- Dataset records -

▬▬▬▬▬▬

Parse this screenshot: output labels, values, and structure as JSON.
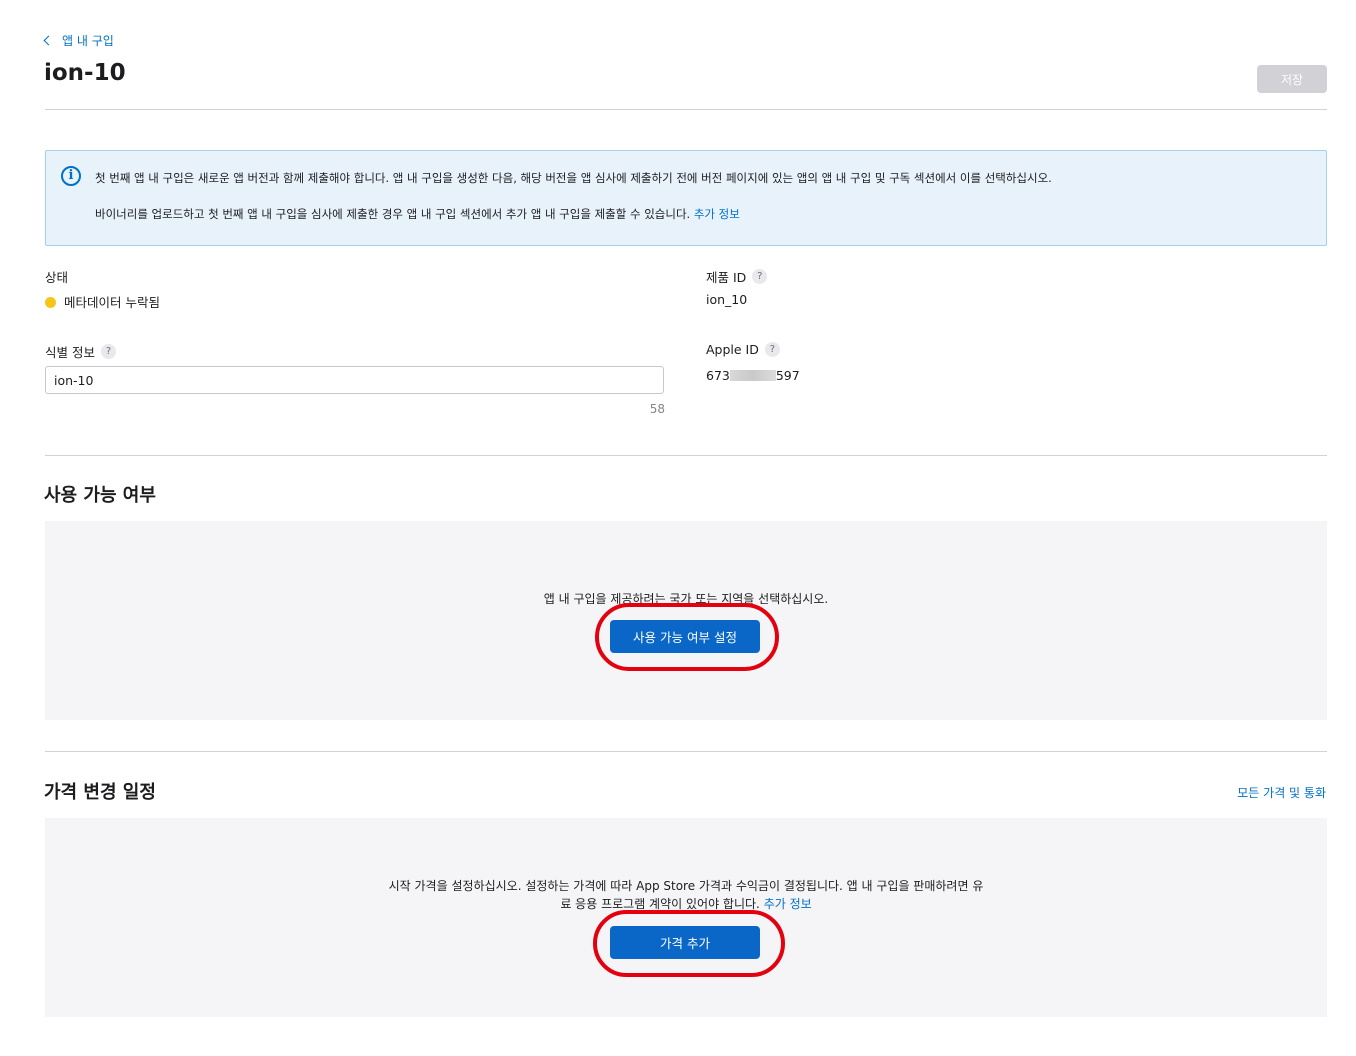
{
  "header": {
    "back_label": "앱 내 구입",
    "title": "ion-10",
    "save_label": "저장"
  },
  "info": {
    "line1": "첫 번째 앱 내 구입은 새로운 앱 버전과 함께 제출해야 합니다. 앱 내 구입을 생성한 다음, 해당 버전을 앱 심사에 제출하기 전에 버전 페이지에 있는 앱의 앱 내 구입 및 구독 섹션에서 이를 선택하십시오.",
    "line2": "바이너리를 업로드하고 첫 번째 앱 내 구입을 심사에 제출한 경우 앱 내 구입 섹션에서 추가 앱 내 구입을 제출할 수 있습니다.",
    "learn_more": "추가 정보"
  },
  "fields": {
    "status_label": "상태",
    "status_value": "메타데이터 누락됨",
    "status_color": "#f5c518",
    "product_id_label": "제품 ID",
    "product_id_value": "ion_10",
    "reference_label": "식별 정보",
    "reference_value": "ion-10",
    "char_remaining": "58",
    "apple_id_label": "Apple ID",
    "apple_id_prefix": "673",
    "apple_id_suffix": "597",
    "help_glyph": "?"
  },
  "availability": {
    "title": "사용 가능 여부",
    "message": "앱 내 구입을 제공하려는 국가 또는 지역을 선택하십시오.",
    "button_label": "사용 가능 여부 설정"
  },
  "pricing": {
    "title": "가격 변경 일정",
    "all_prices_link": "모든 가격 및 통화",
    "message_line1": "시작 가격을 설정하십시오. 설정하는 가격에 따라 App Store 가격과 수익금이 결정됩니다. 앱 내 구입을 판매하려면 유",
    "message_line2": "료 응용 프로그램 계약이 있어야 합니다.",
    "learn_more": "추가 정보",
    "button_label": "가격 추가"
  },
  "colors": {
    "accent": "#0070c9",
    "primary_button": "#0a67c7",
    "highlight_ring": "#e3000f"
  }
}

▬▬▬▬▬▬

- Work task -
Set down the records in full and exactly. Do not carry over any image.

- Reply to the task -
Parse this screenshot: output labels, values, and structure as JSON.
{
  "header": {
    "back_label": "앱 내 구입",
    "title": "ion-10",
    "save_label": "저장"
  },
  "info": {
    "line1": "첫 번째 앱 내 구입은 새로운 앱 버전과 함께 제출해야 합니다. 앱 내 구입을 생성한 다음, 해당 버전을 앱 심사에 제출하기 전에 버전 페이지에 있는 앱의 앱 내 구입 및 구독 섹션에서 이를 선택하십시오.",
    "line2": "바이너리를 업로드하고 첫 번째 앱 내 구입을 심사에 제출한 경우 앱 내 구입 섹션에서 추가 앱 내 구입을 제출할 수 있습니다.",
    "learn_more": "추가 정보"
  },
  "fields": {
    "status_label": "상태",
    "status_value": "메타데이터 누락됨",
    "status_color": "#f5c518",
    "product_id_label": "제품 ID",
    "product_id_value": "ion_10",
    "reference_label": "식별 정보",
    "reference_value": "ion-10",
    "char_remaining": "58",
    "apple_id_label": "Apple ID",
    "apple_id_prefix": "673",
    "apple_id_suffix": "597",
    "help_glyph": "?"
  },
  "availability": {
    "title": "사용 가능 여부",
    "message": "앱 내 구입을 제공하려는 국가 또는 지역을 선택하십시오.",
    "button_label": "사용 가능 여부 설정"
  },
  "pricing": {
    "title": "가격 변경 일정",
    "all_prices_link": "모든 가격 및 통화",
    "message_line1": "시작 가격을 설정하십시오. 설정하는 가격에 따라 App Store 가격과 수익금이 결정됩니다. 앱 내 구입을 판매하려면 유",
    "message_line2": "료 응용 프로그램 계약이 있어야 합니다.",
    "learn_more": "추가 정보",
    "button_label": "가격 추가"
  },
  "colors": {
    "accent": "#0070c9",
    "primary_button": "#0a67c7",
    "highlight_ring": "#e3000f"
  }
}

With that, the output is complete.